» EXERCISE DETAILS:
In the listing below, find each line containing "true" and report it.

» EXERCISE MATERIALS:
Content starts

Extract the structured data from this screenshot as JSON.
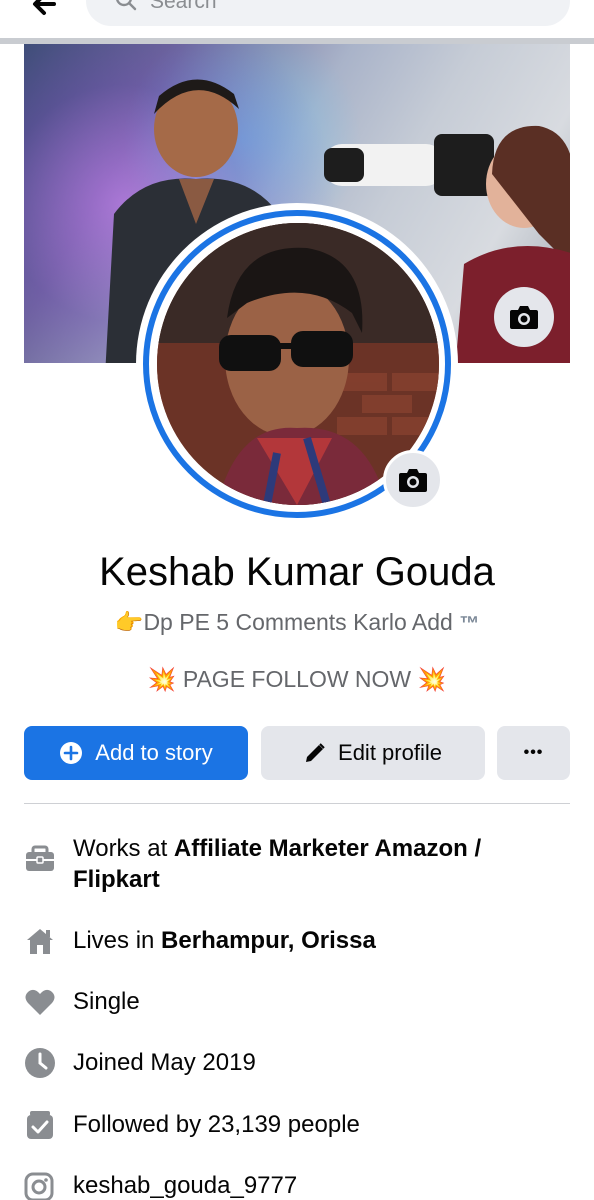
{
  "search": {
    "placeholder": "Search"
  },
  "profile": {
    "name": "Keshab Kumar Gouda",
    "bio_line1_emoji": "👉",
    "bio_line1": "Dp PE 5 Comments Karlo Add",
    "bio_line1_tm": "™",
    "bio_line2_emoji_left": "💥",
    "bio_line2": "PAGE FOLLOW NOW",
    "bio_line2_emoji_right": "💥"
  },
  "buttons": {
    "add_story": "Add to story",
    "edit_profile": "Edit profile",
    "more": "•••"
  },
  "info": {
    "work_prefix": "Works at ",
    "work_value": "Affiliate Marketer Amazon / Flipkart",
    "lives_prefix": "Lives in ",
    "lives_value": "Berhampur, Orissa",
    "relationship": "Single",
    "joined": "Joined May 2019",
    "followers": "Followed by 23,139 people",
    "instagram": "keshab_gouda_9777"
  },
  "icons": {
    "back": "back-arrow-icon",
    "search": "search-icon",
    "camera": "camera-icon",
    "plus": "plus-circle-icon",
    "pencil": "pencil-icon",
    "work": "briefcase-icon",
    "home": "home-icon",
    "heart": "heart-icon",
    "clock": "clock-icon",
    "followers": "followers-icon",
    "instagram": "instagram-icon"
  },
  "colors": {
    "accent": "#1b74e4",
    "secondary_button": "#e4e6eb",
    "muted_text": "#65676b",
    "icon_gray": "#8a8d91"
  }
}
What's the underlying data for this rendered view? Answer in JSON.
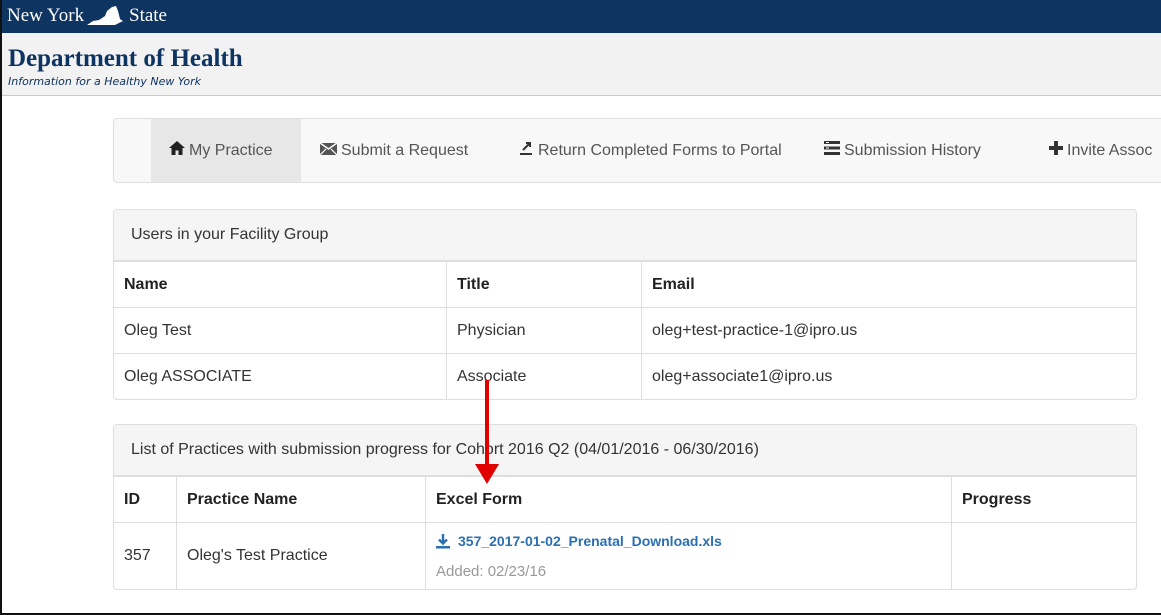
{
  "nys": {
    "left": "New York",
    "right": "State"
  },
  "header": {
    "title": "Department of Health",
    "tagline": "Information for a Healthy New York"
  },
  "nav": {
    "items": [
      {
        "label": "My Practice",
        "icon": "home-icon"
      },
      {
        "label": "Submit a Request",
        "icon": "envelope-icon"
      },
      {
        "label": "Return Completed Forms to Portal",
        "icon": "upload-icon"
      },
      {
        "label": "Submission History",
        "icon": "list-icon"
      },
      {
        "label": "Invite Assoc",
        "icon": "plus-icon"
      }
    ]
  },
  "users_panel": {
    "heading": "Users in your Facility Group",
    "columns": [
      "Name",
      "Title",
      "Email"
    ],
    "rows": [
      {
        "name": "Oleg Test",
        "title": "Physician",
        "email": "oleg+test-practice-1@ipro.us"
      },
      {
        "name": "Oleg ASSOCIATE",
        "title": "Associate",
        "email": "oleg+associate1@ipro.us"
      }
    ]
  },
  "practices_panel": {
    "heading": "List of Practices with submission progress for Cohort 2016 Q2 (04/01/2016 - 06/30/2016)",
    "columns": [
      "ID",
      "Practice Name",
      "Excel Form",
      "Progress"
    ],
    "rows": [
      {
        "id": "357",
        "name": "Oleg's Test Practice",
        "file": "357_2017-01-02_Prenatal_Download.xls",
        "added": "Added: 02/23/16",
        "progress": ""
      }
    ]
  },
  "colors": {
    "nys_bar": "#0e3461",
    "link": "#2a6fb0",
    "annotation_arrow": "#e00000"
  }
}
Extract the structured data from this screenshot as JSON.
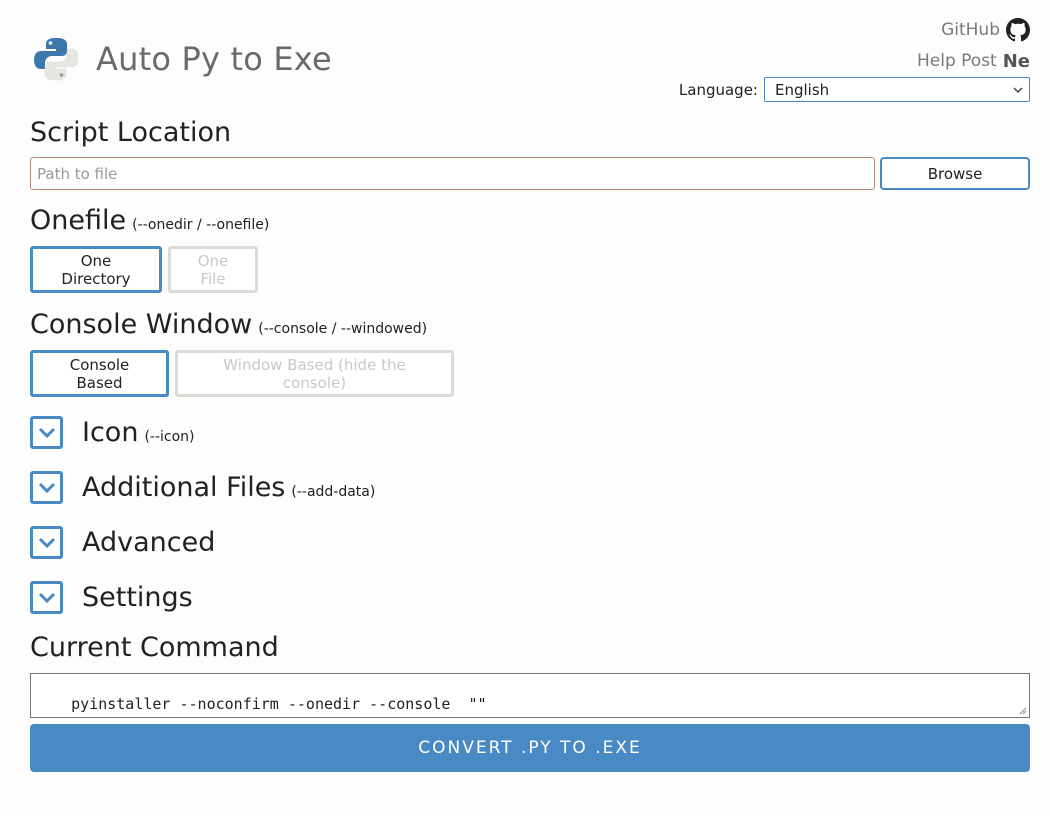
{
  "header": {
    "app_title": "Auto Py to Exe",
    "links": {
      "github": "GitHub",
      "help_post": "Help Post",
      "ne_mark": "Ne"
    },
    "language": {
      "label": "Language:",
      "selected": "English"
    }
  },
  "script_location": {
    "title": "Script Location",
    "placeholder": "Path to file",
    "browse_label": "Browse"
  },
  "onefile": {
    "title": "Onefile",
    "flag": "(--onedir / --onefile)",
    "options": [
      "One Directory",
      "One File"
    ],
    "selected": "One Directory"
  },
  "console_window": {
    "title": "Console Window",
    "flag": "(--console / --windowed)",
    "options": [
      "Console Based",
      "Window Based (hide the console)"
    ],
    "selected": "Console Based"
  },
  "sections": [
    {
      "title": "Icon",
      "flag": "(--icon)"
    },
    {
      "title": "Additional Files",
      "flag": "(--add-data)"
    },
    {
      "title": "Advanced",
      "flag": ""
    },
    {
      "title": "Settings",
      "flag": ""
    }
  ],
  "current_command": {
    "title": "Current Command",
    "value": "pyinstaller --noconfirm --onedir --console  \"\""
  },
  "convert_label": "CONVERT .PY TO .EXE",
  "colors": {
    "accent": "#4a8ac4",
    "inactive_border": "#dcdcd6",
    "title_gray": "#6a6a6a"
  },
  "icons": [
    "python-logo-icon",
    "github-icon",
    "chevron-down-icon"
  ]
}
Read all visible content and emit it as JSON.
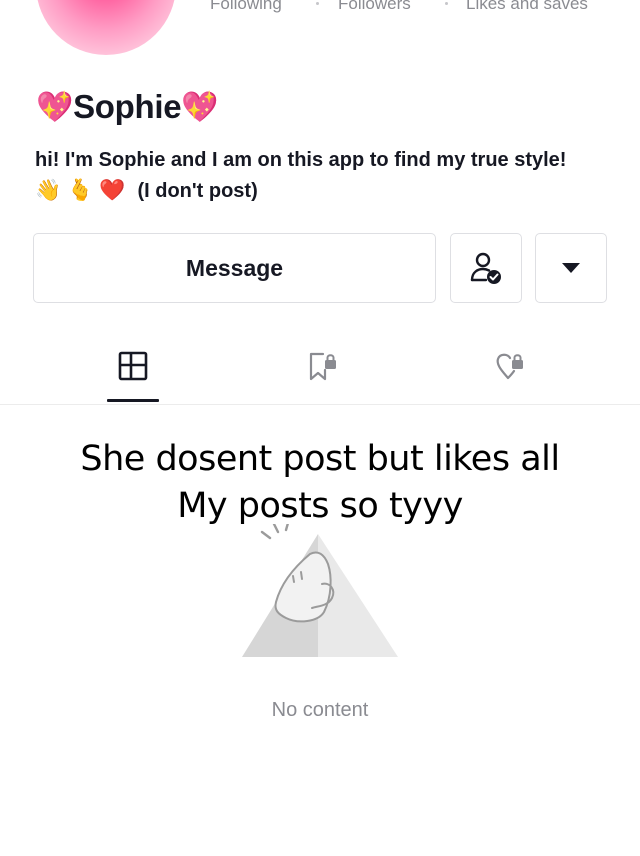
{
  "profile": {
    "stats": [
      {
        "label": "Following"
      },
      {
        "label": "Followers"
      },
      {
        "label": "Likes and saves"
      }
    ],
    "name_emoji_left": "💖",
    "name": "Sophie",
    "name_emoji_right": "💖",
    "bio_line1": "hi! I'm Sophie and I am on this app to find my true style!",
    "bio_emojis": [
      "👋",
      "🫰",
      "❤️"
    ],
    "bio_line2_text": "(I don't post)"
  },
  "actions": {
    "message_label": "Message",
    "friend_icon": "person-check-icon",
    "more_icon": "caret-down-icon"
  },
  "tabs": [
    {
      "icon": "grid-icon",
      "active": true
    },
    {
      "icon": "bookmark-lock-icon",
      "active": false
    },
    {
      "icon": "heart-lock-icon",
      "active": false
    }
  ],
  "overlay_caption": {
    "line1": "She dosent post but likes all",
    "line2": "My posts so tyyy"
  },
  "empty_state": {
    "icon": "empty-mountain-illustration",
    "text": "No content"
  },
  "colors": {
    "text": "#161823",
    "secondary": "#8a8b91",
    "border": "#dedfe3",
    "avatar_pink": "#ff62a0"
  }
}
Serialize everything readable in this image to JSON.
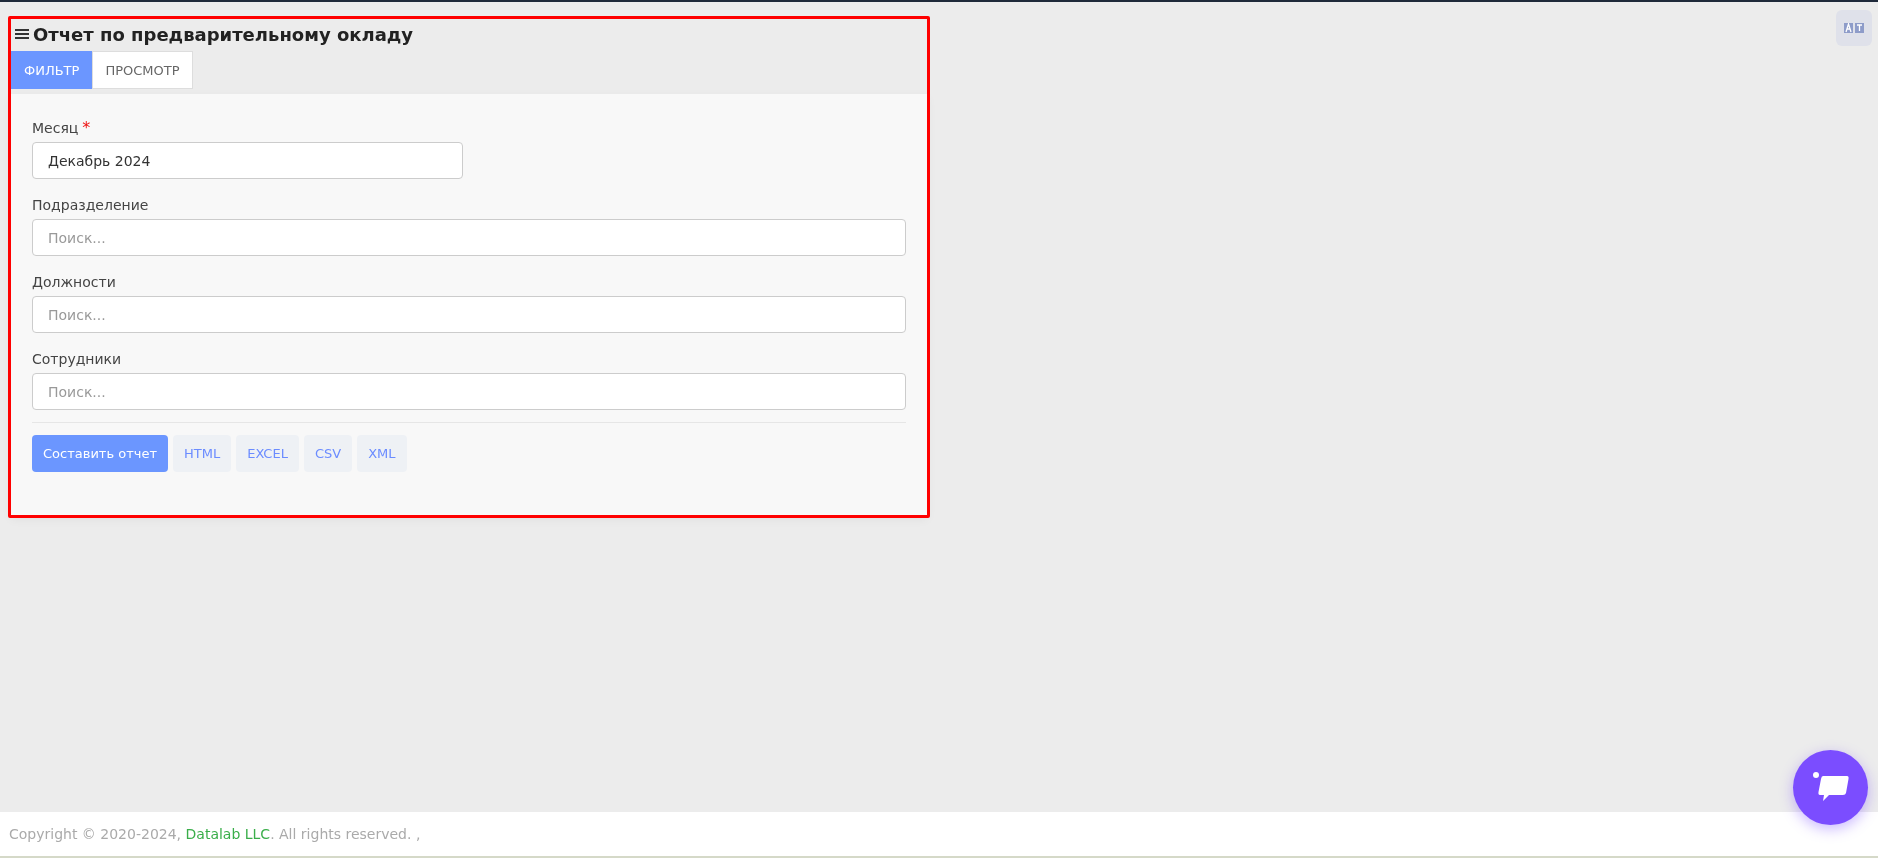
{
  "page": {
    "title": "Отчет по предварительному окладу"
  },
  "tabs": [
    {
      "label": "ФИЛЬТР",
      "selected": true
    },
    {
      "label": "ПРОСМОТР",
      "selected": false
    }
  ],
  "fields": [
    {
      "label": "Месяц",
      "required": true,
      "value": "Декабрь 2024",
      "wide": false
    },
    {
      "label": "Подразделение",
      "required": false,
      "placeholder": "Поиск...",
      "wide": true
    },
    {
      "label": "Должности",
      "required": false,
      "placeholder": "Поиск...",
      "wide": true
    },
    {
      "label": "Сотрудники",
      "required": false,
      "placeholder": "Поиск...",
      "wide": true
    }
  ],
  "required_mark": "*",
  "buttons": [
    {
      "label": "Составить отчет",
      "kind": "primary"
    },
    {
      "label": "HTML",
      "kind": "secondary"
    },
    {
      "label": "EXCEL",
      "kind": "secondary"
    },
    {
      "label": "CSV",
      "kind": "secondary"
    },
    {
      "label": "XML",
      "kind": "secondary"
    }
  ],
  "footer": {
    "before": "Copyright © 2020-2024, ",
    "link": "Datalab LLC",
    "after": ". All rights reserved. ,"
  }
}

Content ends

» RESPONSE BOX:
    "bio_line1": "hi! I'm Sophie and I am on this app to find my true style!",
      "active": true
      "selected": true
      "required": true,
      "wide": true
      "wide": true
      "wide": true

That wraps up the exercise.